** Opening EXERCISE DATA block **
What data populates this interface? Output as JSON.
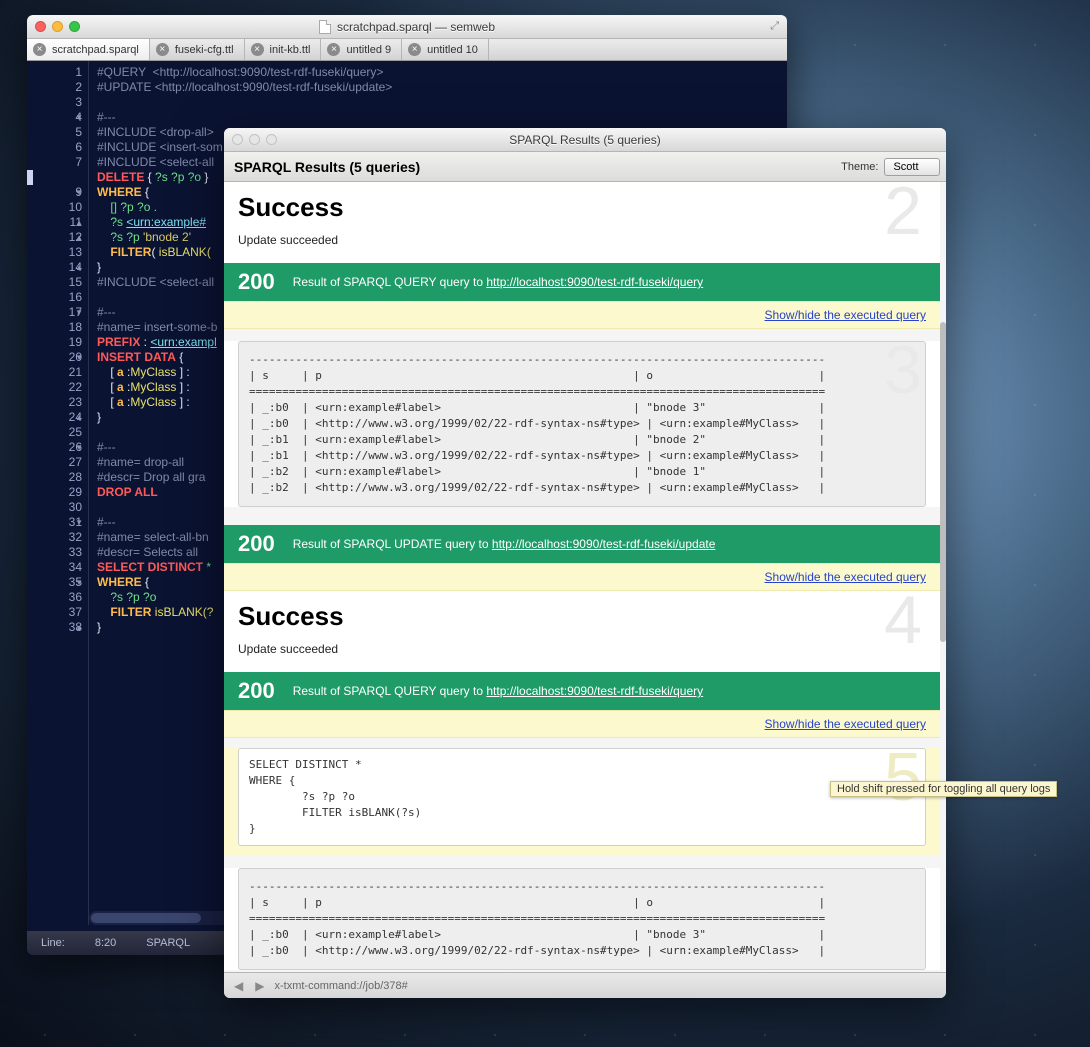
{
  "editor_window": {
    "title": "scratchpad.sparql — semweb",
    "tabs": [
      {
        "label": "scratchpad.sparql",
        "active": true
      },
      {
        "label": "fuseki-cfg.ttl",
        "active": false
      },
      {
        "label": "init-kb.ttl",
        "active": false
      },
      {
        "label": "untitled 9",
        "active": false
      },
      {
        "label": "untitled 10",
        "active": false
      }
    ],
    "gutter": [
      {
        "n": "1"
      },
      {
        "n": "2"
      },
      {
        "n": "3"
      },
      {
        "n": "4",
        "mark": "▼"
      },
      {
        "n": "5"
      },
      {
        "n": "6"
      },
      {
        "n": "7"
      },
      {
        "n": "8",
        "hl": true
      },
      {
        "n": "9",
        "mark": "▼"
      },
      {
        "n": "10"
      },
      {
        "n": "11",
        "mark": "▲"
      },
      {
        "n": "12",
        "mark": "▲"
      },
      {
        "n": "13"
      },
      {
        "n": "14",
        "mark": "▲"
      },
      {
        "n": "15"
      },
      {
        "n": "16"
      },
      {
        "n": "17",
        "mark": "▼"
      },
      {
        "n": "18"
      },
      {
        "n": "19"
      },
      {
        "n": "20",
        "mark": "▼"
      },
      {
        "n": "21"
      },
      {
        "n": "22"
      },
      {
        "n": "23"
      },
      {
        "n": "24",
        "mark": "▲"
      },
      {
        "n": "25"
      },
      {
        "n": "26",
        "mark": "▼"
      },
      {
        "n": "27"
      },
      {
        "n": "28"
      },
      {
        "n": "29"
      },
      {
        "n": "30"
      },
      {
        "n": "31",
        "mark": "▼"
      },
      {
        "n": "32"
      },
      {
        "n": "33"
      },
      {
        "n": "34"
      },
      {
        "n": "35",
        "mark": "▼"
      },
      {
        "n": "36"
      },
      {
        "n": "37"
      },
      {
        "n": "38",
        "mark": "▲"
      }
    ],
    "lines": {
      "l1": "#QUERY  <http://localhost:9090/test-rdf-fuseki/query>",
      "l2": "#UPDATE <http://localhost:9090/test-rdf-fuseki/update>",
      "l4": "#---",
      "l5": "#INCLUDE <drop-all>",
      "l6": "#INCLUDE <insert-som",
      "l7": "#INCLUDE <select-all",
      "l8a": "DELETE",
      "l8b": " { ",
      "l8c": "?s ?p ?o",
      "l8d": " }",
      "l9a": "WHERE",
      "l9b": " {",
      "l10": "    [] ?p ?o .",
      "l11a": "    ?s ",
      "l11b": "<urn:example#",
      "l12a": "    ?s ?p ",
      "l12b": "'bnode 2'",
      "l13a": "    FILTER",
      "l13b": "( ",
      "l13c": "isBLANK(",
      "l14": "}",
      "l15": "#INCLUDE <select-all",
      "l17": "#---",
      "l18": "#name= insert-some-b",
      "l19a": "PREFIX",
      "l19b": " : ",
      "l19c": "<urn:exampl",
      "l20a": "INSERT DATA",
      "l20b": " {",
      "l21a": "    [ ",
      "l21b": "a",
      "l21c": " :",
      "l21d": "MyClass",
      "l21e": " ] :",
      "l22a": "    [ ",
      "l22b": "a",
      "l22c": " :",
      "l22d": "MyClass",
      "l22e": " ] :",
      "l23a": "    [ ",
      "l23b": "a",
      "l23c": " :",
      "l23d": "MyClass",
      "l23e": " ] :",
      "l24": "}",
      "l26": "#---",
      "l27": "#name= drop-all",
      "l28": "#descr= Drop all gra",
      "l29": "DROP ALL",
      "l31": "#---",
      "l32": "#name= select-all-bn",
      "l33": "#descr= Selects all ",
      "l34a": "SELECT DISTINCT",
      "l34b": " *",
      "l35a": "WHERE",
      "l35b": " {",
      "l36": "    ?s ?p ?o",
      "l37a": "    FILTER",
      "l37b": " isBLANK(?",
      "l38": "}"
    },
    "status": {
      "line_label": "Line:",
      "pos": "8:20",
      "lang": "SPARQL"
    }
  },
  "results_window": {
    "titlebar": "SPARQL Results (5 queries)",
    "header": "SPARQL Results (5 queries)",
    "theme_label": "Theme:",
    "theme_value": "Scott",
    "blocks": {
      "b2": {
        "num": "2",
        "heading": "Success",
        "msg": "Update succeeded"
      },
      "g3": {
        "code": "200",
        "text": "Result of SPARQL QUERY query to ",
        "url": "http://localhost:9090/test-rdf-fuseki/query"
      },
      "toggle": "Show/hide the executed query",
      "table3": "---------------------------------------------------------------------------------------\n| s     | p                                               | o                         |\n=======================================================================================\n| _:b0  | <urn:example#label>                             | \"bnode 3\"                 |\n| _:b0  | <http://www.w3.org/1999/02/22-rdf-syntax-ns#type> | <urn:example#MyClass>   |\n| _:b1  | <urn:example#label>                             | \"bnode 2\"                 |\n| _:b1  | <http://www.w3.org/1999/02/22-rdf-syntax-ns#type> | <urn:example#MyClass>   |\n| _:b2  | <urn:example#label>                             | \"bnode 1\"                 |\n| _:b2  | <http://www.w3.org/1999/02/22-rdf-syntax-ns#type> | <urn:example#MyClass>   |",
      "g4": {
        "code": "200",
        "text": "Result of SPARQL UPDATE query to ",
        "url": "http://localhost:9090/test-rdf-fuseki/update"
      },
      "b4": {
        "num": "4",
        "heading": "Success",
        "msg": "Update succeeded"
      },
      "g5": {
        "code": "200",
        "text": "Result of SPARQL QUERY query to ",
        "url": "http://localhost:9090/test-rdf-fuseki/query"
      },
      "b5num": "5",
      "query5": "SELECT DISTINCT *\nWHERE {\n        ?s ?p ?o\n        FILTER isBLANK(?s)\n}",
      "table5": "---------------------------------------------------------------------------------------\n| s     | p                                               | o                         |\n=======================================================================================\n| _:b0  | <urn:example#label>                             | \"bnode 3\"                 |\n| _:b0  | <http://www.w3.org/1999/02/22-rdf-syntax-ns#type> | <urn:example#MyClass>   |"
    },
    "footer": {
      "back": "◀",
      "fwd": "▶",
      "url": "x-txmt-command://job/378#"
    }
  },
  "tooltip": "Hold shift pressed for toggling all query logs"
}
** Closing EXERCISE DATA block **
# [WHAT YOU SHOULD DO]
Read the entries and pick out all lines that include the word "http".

# [PROBLEM SOLUTION]
      "l1": "#QUERY  <http://localhost:9090/test-rdf-fuseki/query>",
      "l2": "#UPDATE <http://localhost:9090/test-rdf-fuseki/update>",
        "url": "http://localhost:9090/test-rdf-fuseki/query"
      "table3": "---------------------------------------------------------------------------------------\n| s     | p                                               | o                         |\n=======================================================================================\n| _:b0  | <urn:example#label>                             | \"bnode 3\"                 |\n| _:b0  | <http://www.w3.org/1999/02/22-rdf-syntax-ns#type> | <urn:example#MyClass>   |\n| _:b1  | <urn:example#label>                             | \"bnode 2\"                 |\n| _:b1  | <http://www.w3.org/1999/02/22-rdf-syntax-ns#type> | <urn:example#MyClass>   |\n| _:b2  | <urn:example#label>                             | \"bnode 1\"                 |\n| _:b2  | <http://www.w3.org/1999/02/22-rdf-syntax-ns#type> | <urn:example#MyClass>   |",
        "url": "http://localhost:9090/test-rdf-fuseki/update"
        "url": "http://localhost:9090/test-rdf-fuseki/query"
      "table5": "---------------------------------------------------------------------------------------\n| s     | p                                               | o                         |\n=======================================================================================\n| _:b0  | <urn:example#label>                             | \"bnode 3\"                 |\n| _:b0  | <http://www.w3.org/1999/02/22-rdf-syntax-ns#type> | <urn:example#MyClass>   |"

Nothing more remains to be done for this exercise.